Abstract

Objectives

To determine whether foods that are good to excellent sources of fiber reduce periodontal disease progression in men.

Design

Prospective, observational study.

Setting

Greater Boston, Massachusetts, metropolitan area.

Participants

Six hundred twenty-five community-dwelling men participating in the Department of Veterans Affairs Dental Longitudinal Study.

Measurements

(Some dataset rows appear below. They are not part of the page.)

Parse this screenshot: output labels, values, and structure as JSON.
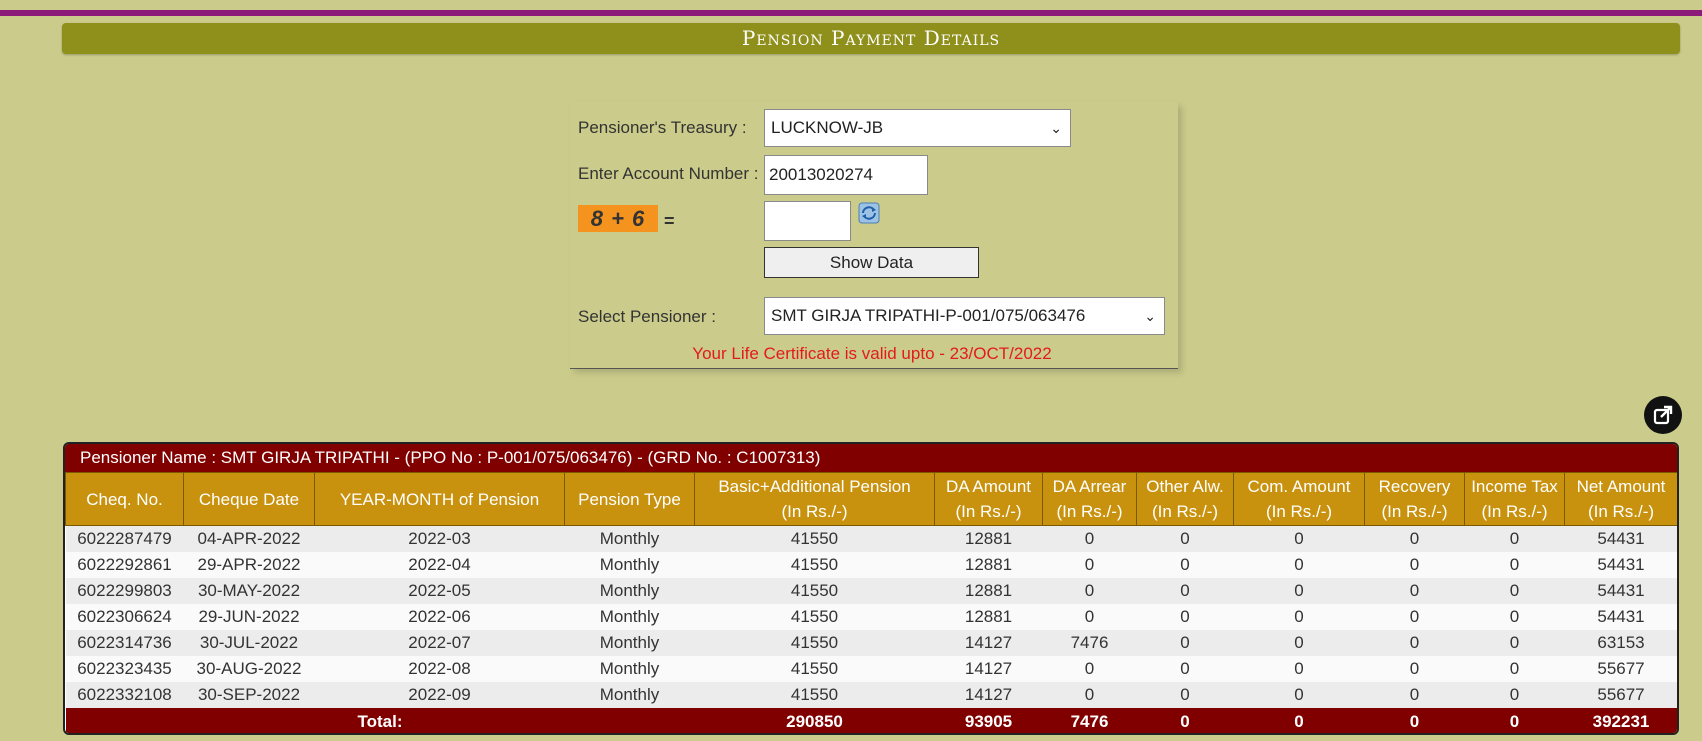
{
  "page": {
    "title": "Pension Payment Details"
  },
  "form": {
    "treasury_label": "Pensioner's Treasury :",
    "treasury_value": "LUCKNOW-JB",
    "account_label": "Enter Account Number :",
    "account_value": "20013020274",
    "captcha_text": "8 + 6",
    "captcha_equals": "=",
    "captcha_answer": "",
    "show_button": "Show Data",
    "pensioner_label": "Select Pensioner :",
    "pensioner_value": "SMT GIRJA TRIPATHI-P-001/075/063476",
    "life_certificate": "Your Life Certificate is valid upto - 23/OCT/2022"
  },
  "table": {
    "pensioner_info": "Pensioner Name : SMT GIRJA TRIPATHI - (PPO No : P-001/075/063476) - (GRD No. : C1007313)",
    "headers": [
      [
        "Cheq. No."
      ],
      [
        "Cheque Date"
      ],
      [
        "YEAR-MONTH of Pension"
      ],
      [
        "Pension Type"
      ],
      [
        "Basic+Additional Pension",
        "(In Rs./-)"
      ],
      [
        "DA Amount",
        "(In Rs./-)"
      ],
      [
        "DA Arrear",
        "(In Rs./-)"
      ],
      [
        "Other Alw.",
        "(In Rs./-)"
      ],
      [
        "Com. Amount",
        "(In Rs./-)"
      ],
      [
        "Recovery",
        "(In Rs./-)"
      ],
      [
        "Income Tax",
        "(In Rs./-)"
      ],
      [
        "Net Amount",
        "(In Rs./-)"
      ]
    ],
    "rows": [
      [
        "6022287479",
        "04-APR-2022",
        "2022-03",
        "Monthly",
        "41550",
        "12881",
        "0",
        "0",
        "0",
        "0",
        "0",
        "54431"
      ],
      [
        "6022292861",
        "29-APR-2022",
        "2022-04",
        "Monthly",
        "41550",
        "12881",
        "0",
        "0",
        "0",
        "0",
        "0",
        "54431"
      ],
      [
        "6022299803",
        "30-MAY-2022",
        "2022-05",
        "Monthly",
        "41550",
        "12881",
        "0",
        "0",
        "0",
        "0",
        "0",
        "54431"
      ],
      [
        "6022306624",
        "29-JUN-2022",
        "2022-06",
        "Monthly",
        "41550",
        "12881",
        "0",
        "0",
        "0",
        "0",
        "0",
        "54431"
      ],
      [
        "6022314736",
        "30-JUL-2022",
        "2022-07",
        "Monthly",
        "41550",
        "14127",
        "7476",
        "0",
        "0",
        "0",
        "0",
        "63153"
      ],
      [
        "6022323435",
        "30-AUG-2022",
        "2022-08",
        "Monthly",
        "41550",
        "14127",
        "0",
        "0",
        "0",
        "0",
        "0",
        "55677"
      ],
      [
        "6022332108",
        "30-SEP-2022",
        "2022-09",
        "Monthly",
        "41550",
        "14127",
        "0",
        "0",
        "0",
        "0",
        "0",
        "55677"
      ]
    ],
    "total": {
      "label": "Total:",
      "values": [
        "290850",
        "93905",
        "7476",
        "0",
        "0",
        "0",
        "0",
        "392231"
      ]
    }
  },
  "colors": {
    "background": "#cbcc8b",
    "title_bar": "#8f8f1c",
    "header": "#c9920e",
    "dark_red": "#800000",
    "captcha": "#f5931f",
    "alert_text": "#e21b1b"
  },
  "icons": {
    "refresh": "refresh-icon",
    "external": "external-link-icon"
  }
}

Dental and physical examinations were conducted every 3 to 5 years. Diet was assessed using food frequency questionnaires (FFQs). Mean follow-up was 15 years (range: 2–24 years). Periodontal disease progression on each tooth was defined as alveolar bone loss (ABL) advancement of 40% or more, probing pocket depth (PPD) of 2 mm or more, or tooth loss. Good and excellent fiber sources provided 2.5 g or more of fiber per serving. Multivariate proportional hazards regression estimated hazard ratios (HRs) and 95% confidence intervals (CIs) of periodontal disease progression and tooth loss in relation to fiber sources, stratified according to age younger than 65 versus 65 and older, and controlled for smoking, body mass index, calculus, baseline periodontal disease level, caries, education, exercise, carotene, thiamin and caffeine intake, and tooth brushing.

Results

In men aged 65 and older, each serving of good to excellent sources of total fiber was associated with lower risk of ABL progression (HR = 0.76, 95% CI = 0.60–0.95) and tooth loss (HR = 0.72, 95% CI = 0.53–0.97). Of the different food groups, only fruits that were good to excellent sources of fiber were associated with lower risk of progression of ABL (HR = 0.86 per serving, 95% CI = 0.78–0.95), PPD (HR = 0.95, 95% CI = 0.91–0.99), and tooth loss (HR = 0.88, 95% CI = 0.78–0.99). No significant associations were seen in men younger than 65.

Conclusion

Benefits of higher intake of high-fiber foods, especially fruits, on slowing periodontal disease progression are most evident in men aged 65 and older.

Ancillary